REQUIREMENT
Where a line of the material includes the string "number", copy that line.

STORED DATA
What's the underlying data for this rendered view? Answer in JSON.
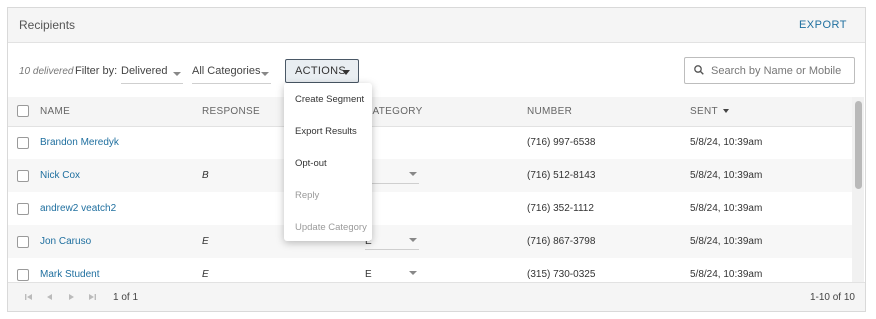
{
  "header": {
    "title": "Recipients",
    "export_label": "EXPORT"
  },
  "filters": {
    "delivered_count": "10 delivered",
    "filter_by_label": "Filter by:",
    "status_value": "Delivered",
    "category_value": "All Categories",
    "actions_label": "ACTIONS"
  },
  "search": {
    "placeholder": "Search by Name or Mobile",
    "value": ""
  },
  "table": {
    "columns": {
      "name": "NAME",
      "response": "RESPONSE",
      "category": "CATEGORY",
      "number": "NUMBER",
      "sent": "SENT"
    },
    "sort": {
      "column": "sent",
      "direction": "descending"
    },
    "rows": [
      {
        "name": "Brandon Meredyk",
        "response": "",
        "category": "",
        "number": "(716) 997-6538",
        "sent": "5/8/24, 10:39am"
      },
      {
        "name": "Nick Cox",
        "response": "B",
        "category": "B",
        "number": "(716) 512-8143",
        "sent": "5/8/24, 10:39am"
      },
      {
        "name": "andrew2 veatch2",
        "response": "",
        "category": "",
        "number": "(716) 352-1112",
        "sent": "5/8/24, 10:39am"
      },
      {
        "name": "Jon Caruso",
        "response": "E",
        "category": "E",
        "number": "(716) 867-3798",
        "sent": "5/8/24, 10:39am"
      },
      {
        "name": "Mark Student",
        "response": "E",
        "category": "E",
        "number": "(315) 730-0325",
        "sent": "5/8/24, 10:39am"
      }
    ]
  },
  "actions_menu": {
    "items": [
      {
        "label": "Create Segment",
        "disabled": false
      },
      {
        "label": "Export Results",
        "disabled": false
      },
      {
        "label": "Opt-out",
        "disabled": false
      },
      {
        "label": "Reply",
        "disabled": true
      },
      {
        "label": "Update Category",
        "disabled": true
      }
    ]
  },
  "footer": {
    "page_info": "1 of 1",
    "range_info": "1-10 of 10"
  },
  "colors": {
    "link": "#1f6f9f",
    "header_bg": "#f5f5f5",
    "actions_border": "#4a5866",
    "disabled_text": "#9a9a9a"
  }
}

EXERCISE SOLUTION
      "number": "NUMBER",
        "number": "(716) 997-6538",
        "number": "(716) 512-8143",
        "number": "(716) 352-1112",
        "number": "(716) 867-3798",
        "number": "(315) 730-0325",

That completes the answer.